YOUR INSTRUCTIONS: Write all of the entries out again exactly, but not the images.

[SUPPLIED DATA Boundary: Start]

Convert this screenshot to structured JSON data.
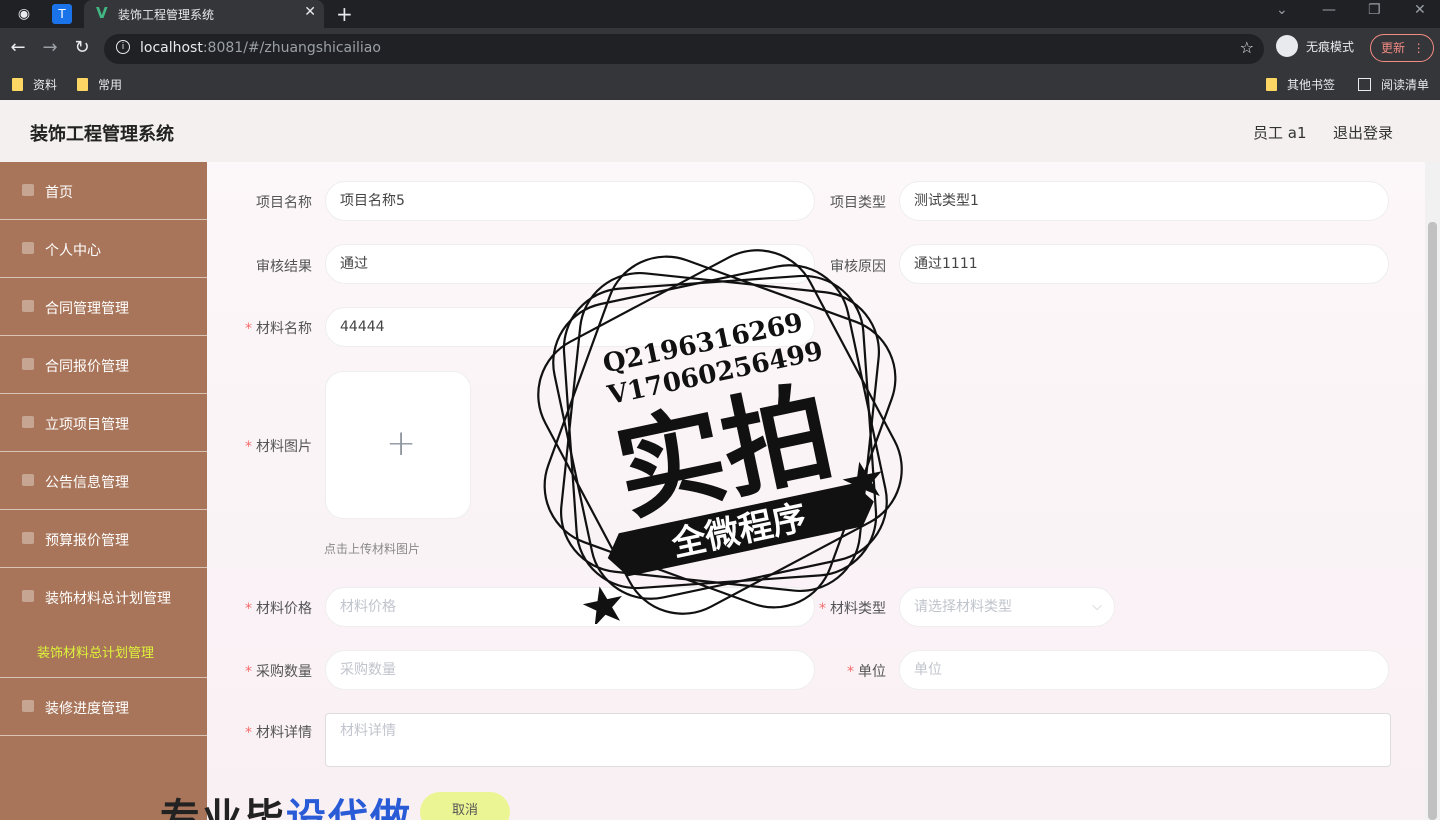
{
  "browser": {
    "tab_title": "装饰工程管理系统",
    "url_host": "localhost",
    "url_rest": ":8081/#/zhuangshicailiao",
    "incognito_label": "无痕模式",
    "update_label": "更新",
    "bookmarks": [
      "资料",
      "常用"
    ],
    "other_bookmarks": "其他书签",
    "reading_list": "阅读清单"
  },
  "header": {
    "title": "装饰工程管理系统",
    "user": "员工 a1",
    "logout": "退出登录"
  },
  "sidebar": {
    "items": [
      {
        "label": "首页"
      },
      {
        "label": "个人中心"
      },
      {
        "label": "合同管理管理"
      },
      {
        "label": "合同报价管理"
      },
      {
        "label": "立项项目管理"
      },
      {
        "label": "公告信息管理"
      },
      {
        "label": "预算报价管理"
      },
      {
        "label": "装饰材料总计划管理"
      },
      {
        "label": "装修进度管理"
      }
    ],
    "sub_active": "装饰材料总计划管理"
  },
  "form": {
    "project_name": {
      "label": "项目名称",
      "value": "项目名称5"
    },
    "project_type": {
      "label": "项目类型",
      "value": "测试类型1"
    },
    "review_result": {
      "label": "审核结果",
      "value": "通过"
    },
    "review_reason": {
      "label": "审核原因",
      "value": "通过1111"
    },
    "material_name": {
      "label": "材料名称",
      "value": "44444"
    },
    "material_image": {
      "label": "材料图片",
      "hint": "点击上传材料图片"
    },
    "material_price": {
      "label": "材料价格",
      "placeholder": "材料价格"
    },
    "material_type": {
      "label": "材料类型",
      "placeholder": "请选择材料类型"
    },
    "purchase_qty": {
      "label": "采购数量",
      "placeholder": "采购数量"
    },
    "unit": {
      "label": "单位",
      "placeholder": "单位"
    },
    "material_detail": {
      "label": "材料详情",
      "placeholder": "材料详情"
    },
    "cancel": "取消"
  },
  "watermark": {
    "qq": "Q2196316269",
    "wechat": "V17060256499",
    "big": "实拍",
    "banner": "全微程序",
    "bottom_a": "专业毕",
    "bottom_b": "设代做"
  }
}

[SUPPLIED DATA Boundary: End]

EXERCISE OUTPUT:
Convert this screenshot to structured JSON data.
{
  "browser": {
    "tab_title": "装饰工程管理系统",
    "url_host": "localhost",
    "url_rest": ":8081/#/zhuangshicailiao",
    "incognito_label": "无痕模式",
    "update_label": "更新",
    "bookmarks": [
      "资料",
      "常用"
    ],
    "other_bookmarks": "其他书签",
    "reading_list": "阅读清单"
  },
  "header": {
    "title": "装饰工程管理系统",
    "user": "员工 a1",
    "logout": "退出登录"
  },
  "sidebar": {
    "items": [
      {
        "label": "首页"
      },
      {
        "label": "个人中心"
      },
      {
        "label": "合同管理管理"
      },
      {
        "label": "合同报价管理"
      },
      {
        "label": "立项项目管理"
      },
      {
        "label": "公告信息管理"
      },
      {
        "label": "预算报价管理"
      },
      {
        "label": "装饰材料总计划管理"
      },
      {
        "label": "装修进度管理"
      }
    ],
    "sub_active": "装饰材料总计划管理"
  },
  "form": {
    "project_name": {
      "label": "项目名称",
      "value": "项目名称5"
    },
    "project_type": {
      "label": "项目类型",
      "value": "测试类型1"
    },
    "review_result": {
      "label": "审核结果",
      "value": "通过"
    },
    "review_reason": {
      "label": "审核原因",
      "value": "通过1111"
    },
    "material_name": {
      "label": "材料名称",
      "value": "44444"
    },
    "material_image": {
      "label": "材料图片",
      "hint": "点击上传材料图片"
    },
    "material_price": {
      "label": "材料价格",
      "placeholder": "材料价格"
    },
    "material_type": {
      "label": "材料类型",
      "placeholder": "请选择材料类型"
    },
    "purchase_qty": {
      "label": "采购数量",
      "placeholder": "采购数量"
    },
    "unit": {
      "label": "单位",
      "placeholder": "单位"
    },
    "material_detail": {
      "label": "材料详情",
      "placeholder": "材料详情"
    },
    "cancel": "取消"
  },
  "watermark": {
    "qq": "Q2196316269",
    "wechat": "V17060256499",
    "big": "实拍",
    "banner": "全微程序",
    "bottom_a": "专业毕",
    "bottom_b": "设代做"
  }
}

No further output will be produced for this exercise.